We’re not doing very well keeping our conversations reasonably quiet, and the woman in charge of our sleeper car is agitated. She looks down the hallway every few minutes and tries to hush us. We are momentarily less noisy, but quickly our talk and laughter rise to the same unacceptable level. We are spilling out into the hallway and changing rooms often to join other groups. We are not trying to be disrespectful and we’re not sure if anyone else is within earshot of our joyous ruckus anyway. Many things in Russian culture are new to us, including customs and behavior on passenger trains.
A short six hours ago we left the orphanage. This is the surreal part of the journey. Until we begin the final walk down the hallway to the series of heavily dented thick metal doors that serve as the main entrance to the large institutional building that can house more than 100 orphans, life during this week in our Russian home consists of a nonstop series of activities and assemblies and performances and quiet times with the children.

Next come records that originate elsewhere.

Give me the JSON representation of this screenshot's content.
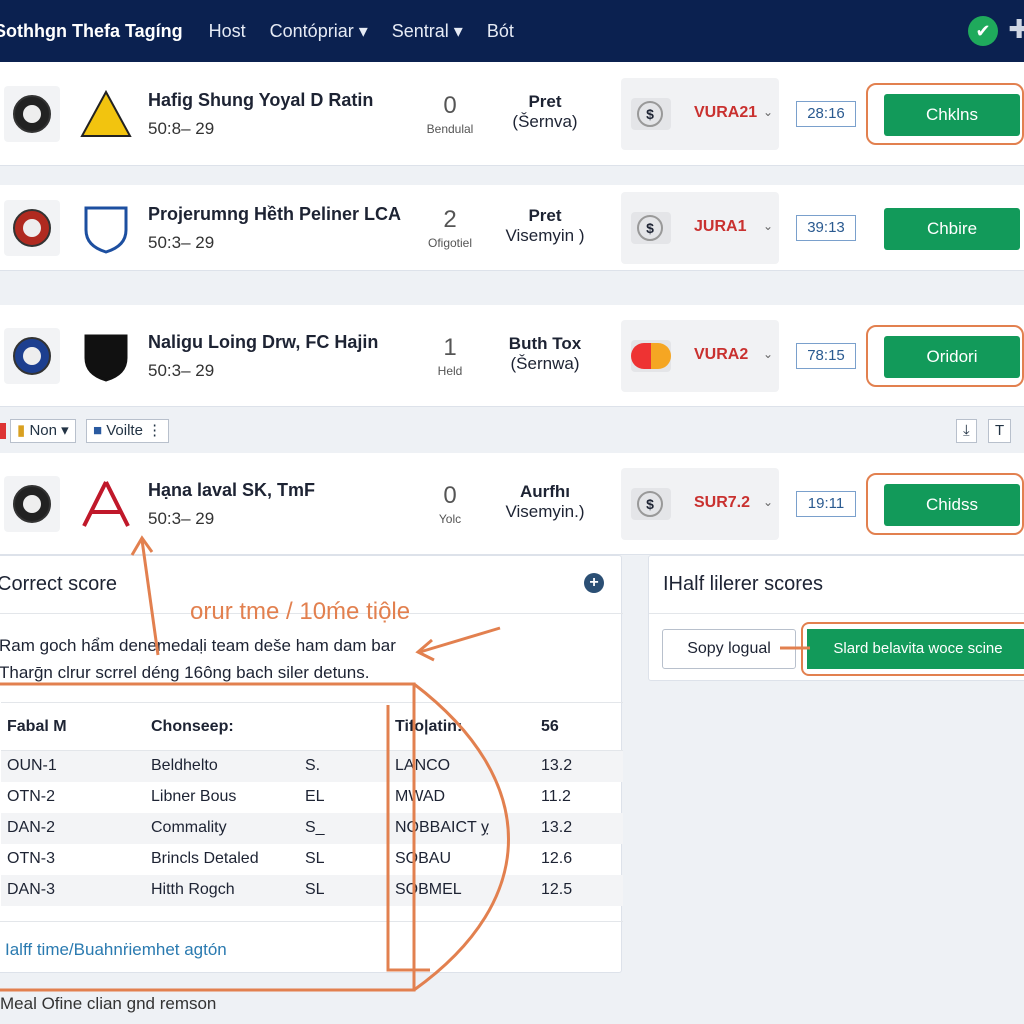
{
  "nav": {
    "brand": "Sothhgn Thefa Tagíng",
    "items": [
      "Host",
      "Contópriar ▾",
      "Sentral ▾",
      "Bót"
    ]
  },
  "matches": [
    {
      "title": "Hafig Shung Yoyal D Ratin",
      "sub": "50:8– 29",
      "score": "0",
      "score_label": "Bendulal",
      "market": "Pret",
      "market_sub": "(Šernva)",
      "odds_code": "VURA21",
      "odds_icon": "dollar-coin",
      "time": "28:16",
      "button": "Chklns",
      "ring": true
    },
    {
      "title": "Projerumng Hềth Peliner LCA",
      "sub": "50:3– 29",
      "score": "2",
      "score_label": "Ofigotiel",
      "market": "Pret",
      "market_sub": "Visemyin )",
      "odds_code": "JURA1",
      "odds_icon": "dollar-coin",
      "time": "39:13",
      "button": "Chbire",
      "ring": false
    },
    {
      "title": "Naligu Loing Drw, FC Hajin",
      "sub": "50:3– 29",
      "score": "1",
      "score_label": "Held",
      "market": "Buth Tox",
      "market_sub": "(Šernwa)",
      "odds_code": "VURA2",
      "odds_icon": "mastercard",
      "time": "78:15",
      "button": "Oridori",
      "ring": true
    },
    {
      "title": "Hạna laval SK, TmF",
      "sub": "50:3– 29",
      "score": "0",
      "score_label": "Yolc",
      "market": "Aurfhı",
      "market_sub": "Visemyin.)",
      "odds_code": "SUR7.2",
      "odds_icon": "dollar-coin",
      "time": "19:11",
      "button": "Chidss",
      "ring": true
    }
  ],
  "toolbar": {
    "filter1": "Non",
    "filter2": "Voilte",
    "right_btn": "T"
  },
  "correct": {
    "title": "Correct score",
    "annotation": "orur tme / 10ḿe tiộle",
    "desc1": "Ram goch hẩm denemedaḷi team dešе ham dam bar",
    "desc2": "Tharḡn clrur scrrel déng 16ông bach siler detuns.",
    "headers": [
      "Fabal M",
      "Chonseep:",
      "",
      "Tifo|atin:",
      "56"
    ],
    "rows": [
      [
        "OUN-1",
        "Beldhelto",
        "S.",
        "LANCO",
        "13.2"
      ],
      [
        "OTN-2",
        "Libner Bous",
        "EL",
        "MWAD",
        "11.2"
      ],
      [
        "DAN-2",
        "Commality",
        "S_",
        "NOBBAICT ỵ",
        "13.2"
      ],
      [
        "OTN-3",
        "Brincls Detaled",
        "SL",
        "SOBAU",
        "12.6"
      ],
      [
        "DAN-3",
        "Hitth Rogch",
        "SL",
        "SOBMEL",
        "12.5"
      ]
    ],
    "link": "Ialff time/Buahnṙiemhet agtón"
  },
  "half": {
    "title": "IHalf lilerer scores",
    "btn1": "Sopy logual",
    "btn2": "Slard belavita woce scine"
  },
  "footer": "Meal Ofine clian gnd remson",
  "colors": {
    "nav": "#0b2150",
    "green": "#129a5a",
    "annotation": "#e2804f",
    "odds": "#c9312f"
  }
}
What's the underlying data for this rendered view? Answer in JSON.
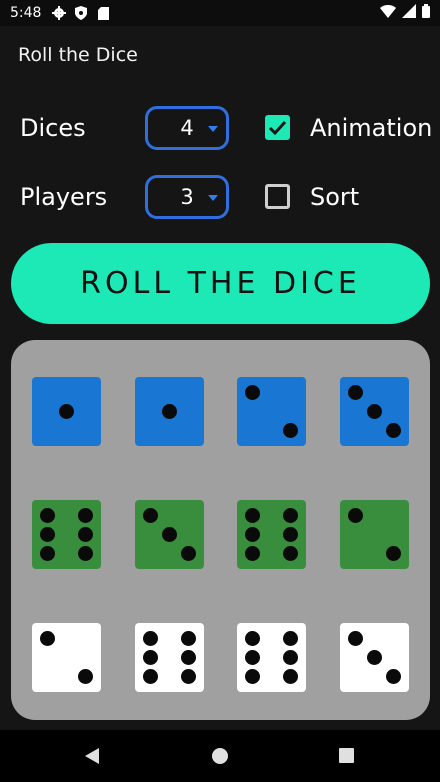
{
  "status_bar": {
    "time": "5:48"
  },
  "app_title": "Roll the Dice",
  "settings": {
    "dices_label": "Dices",
    "dices_value": "4",
    "players_label": "Players",
    "players_value": "3",
    "animation_label": "Animation",
    "animation_checked": true,
    "sort_label": "Sort",
    "sort_checked": false
  },
  "roll_button_label": "ROLL THE DICE",
  "colors": {
    "accent": "#1de9b6",
    "player1": "#1976d2",
    "player2": "#388e3c",
    "player3": "#ffffff",
    "spinner_border": "#2f6fe0"
  },
  "dice_rows": [
    {
      "player": 1,
      "color": "blue",
      "values": [
        1,
        1,
        2,
        3
      ]
    },
    {
      "player": 2,
      "color": "green",
      "values": [
        6,
        3,
        6,
        2
      ]
    },
    {
      "player": 3,
      "color": "white",
      "values": [
        2,
        6,
        6,
        3
      ]
    }
  ]
}
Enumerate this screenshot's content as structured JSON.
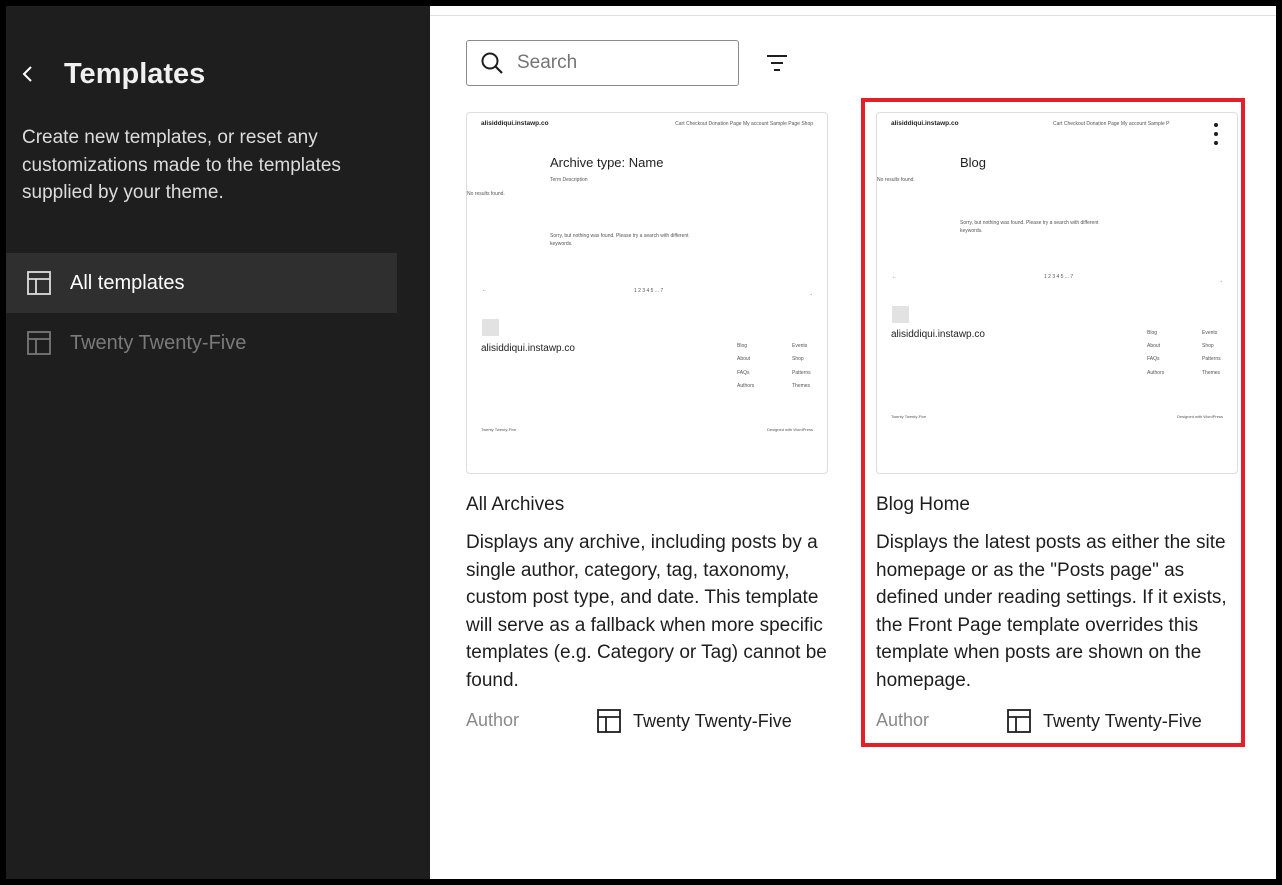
{
  "sidebar": {
    "title": "Templates",
    "description": "Create new templates, or reset any customizations made to the templates supplied by your theme.",
    "nav": [
      {
        "label": "All templates",
        "icon": "layout-icon",
        "active": true
      },
      {
        "label": "Twenty Twenty-Five",
        "icon": "layout-icon",
        "active": false
      }
    ]
  },
  "toolbar": {
    "search_placeholder": "Search",
    "filter_icon": "filter-icon"
  },
  "cards": [
    {
      "title": "All Archives",
      "description": "Displays any archive, including posts by a single author, category, tag, taxonomy, custom post type, and date. This template will serve as a fallback when more specific templates (e.g. Category or Tag) cannot be found.",
      "author_label": "Author",
      "author": "Twenty Twenty-Five",
      "preview": {
        "site": "alisiddiqui.instawp.co",
        "nav": "Cart   Checkout   Donation Page   My account   Sample Page   Shop",
        "heading": "Archive type: Name",
        "sub": "Term Description",
        "no_results": "No results found.",
        "sorry1": "Sorry, but nothing was found. Please try a search with different",
        "sorry2": "keywords.",
        "prev": "←",
        "pages": "1 2 3 4 5 ... 7",
        "next": "→",
        "footer_site": "alisiddiqui.instawp.co",
        "col1": [
          "Blog",
          "About",
          "FAQs",
          "Authors"
        ],
        "col2": [
          "Events",
          "Shop",
          "Patterns",
          "Themes"
        ],
        "bottom_left": "Twenty Twenty-Five",
        "bottom_right": "Designed with WordPress"
      }
    },
    {
      "title": "Blog Home",
      "description": "Displays the latest posts as either the site homepage or as the \"Posts page\" as defined under reading settings. If it exists, the Front Page template overrides this template when posts are shown on the homepage.",
      "author_label": "Author",
      "author": "Twenty Twenty-Five",
      "preview": {
        "site": "alisiddiqui.instawp.co",
        "nav": "Cart   Checkout   Donation Page   My account   Sample P",
        "heading": "Blog",
        "no_results": "No results found.",
        "sorry1": "Sorry, but nothing was found. Please try a search with different",
        "sorry2": "keywords.",
        "prev": "←",
        "pages": "1 2 3 4 5 ... 7",
        "next": "→",
        "footer_site": "alisiddiqui.instawp.co",
        "col1": [
          "Blog",
          "About",
          "FAQs",
          "Authors"
        ],
        "col2": [
          "Events",
          "Shop",
          "Patterns",
          "Themes"
        ],
        "bottom_left": "Twenty Twenty-Five",
        "bottom_right": "Designed with WordPress"
      }
    }
  ],
  "colors": {
    "sidebar_bg": "#1e1e1e",
    "active_item_bg": "#2f2f2f",
    "highlight": "#e3202a"
  }
}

We are a window into a part of life that they need to know, one in which they were created, each with their unique talents and personalities perfectly fit for a purpose that they must find. We are not here to give them answers because we do not have them. It is pure coincidence that they are who they are, shaped by a hand far beyond our understanding.
Love comes in many forms. Our basic instincts equip us to survive, but love is not necessary to survive. Love brings happiness and comfort, hope and joy, dreams and confidence. Without love, life is mechanical. For some of us, it has taken our entire lives to learn how to begin to love selflessly. No amount of time will bring us the answers to what has just happened over the past seven days. Witnessing love in its rawest form is more than anyone will ever be able to comprehend, but we try to recall events and occurrences that happened with improbable regularity. We continue making our way to the yet unseen children and caregivers lining our way from outside the front door, down the long icy walkway to our waiting bus. And then we are out into the snowy cold and gray day. Our weary team of travelers and interpreters makes slow progress as we speak with each and every person, adult and child, caregiver and student, each and every one now part of our large family. We notice no one missing this time, even the older ones are celebrating the time we shared with them and the dramatic changes in all of our lives over the relatively short time together. Handshakes are no longer desired, but heartfelt hugs and heartfelt words. There is no doubt about the intersection in our lives now, not by any of us present in our Slobodskoy home.
Language and nationality have no hold on a person’s soul. Our spirit to go out into the world and live our lives is undeniable. Our choice to travel halfway around the world to Slobodskoy is a testament to free will. It is our way of telling the children and their caregivers and our interpreters and translators and the charities that support this whole journey that without all of our conscious decisions to do something, there might be nothing. Not that nothing would happen, but the chance for the thing to happen that needs to happen cannot occur because we did not allow it to happen. All of us are making this decision, not just the ones traveling from America to Slobodskoy, but everyone involved, even the children themselves.